At Precision BioSciences, we have developed an allogeneic method using our proprietary ARCUS™ gene-editing technology to generate “universal” CAR T cells from healthy donors. These cells are engineered to eliminate expression of the endogenous T cell receptor making them safe for transfer to unrelated patients. By integrating the CAR transgene at a single genomic site, we can tightly control the level of CAR expression on the cell surface. We further optimize the cells by designing new CAR T constructs that include modifications to the extracellular binding domains as well as the intracellular signaling domains.
Evaluating the impact of these new modifications requires sensitive methods to assay CAR T cell function. Traditional methods for evaluating cytotoxicity cannot effectively predict in vivo activity of a CAR T product; this is because they assess short-term killing potential rather than the ability to expand, persist, and exhibit serial killing. We have used the ACEA xCELLigence instrument for both B Cell Killing Assays and Leukemic Cell Killing Assays to test multiple CAR constructs with modified ectodomains, endodomains, and other modifications, and we have found this platform sensitive enough to detect subtle yet significant differences in performance not observed in traditional killing assays. Furthermore, the sensitivity of the instrument has enabled us to evaluate CAR constructs using cell numbers that are orders of magnitude lower than other assays, greatly enhancing our throughput and capabilities.
For full video, watch above or click here.
Dr. Felix Bohne
Institute of Virology, German Research Center for Environmental Health, Helmholtz Zentrum München
Dr. Sarah K. Lamore
AstraZeneca Pharmaceuticals, Waltham, MA
Dr. Stuart Martin University of Maryland School of Medicine, Baltimore, MDBreast tumor stem cells that are circulating in the bloodstream can invade distant tissues and lie dormant for long periods of time. Reemergence of these disseminated stem cells as metastatic tumors is a primary cause of patient death. In this webinar…
Dr. Stephan Gabos University of Alberta, Edmonton, AB (Canada)Modern public health protection requires ongoing surveillance of environmental media (water, air, food and soil) for potentially harmful chemicals. There is currently an unmet need for in vitro toxicity assays with higher sensitivity, lower interference, and better…
Dr. Sandra N. Garcia Kinetic Concepts Inc., San Antonio, TXNegative Pressure Wound Therapy (NPWT), where a vacuum is applied to an acute or chronic wound, has proven extremely effective for promoting would healing. The success of NPWT lies in its ability to draw the edges of a wound together, to promote granulation,…
Dr. Keith L. Knutson

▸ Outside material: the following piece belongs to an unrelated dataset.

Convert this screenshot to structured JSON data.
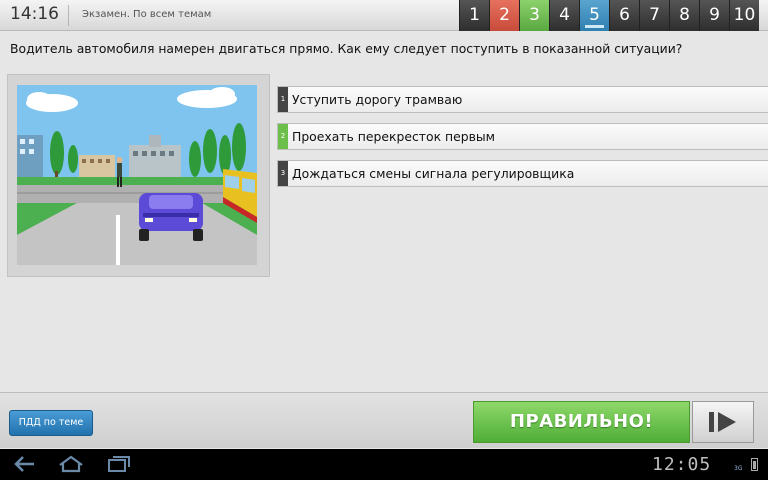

Mayo Clinic, Jacksonville, FL
The Vaccine & Gene Therapy Institute of Florida, Port Saint Lucie, FL
Dr. Melissa L. Fishel
Indiana University School of Medicine, Indianapolis, IN
Dr. Matthew F. Peters
AstraZeneca Pharmaceuticals, Boston, MA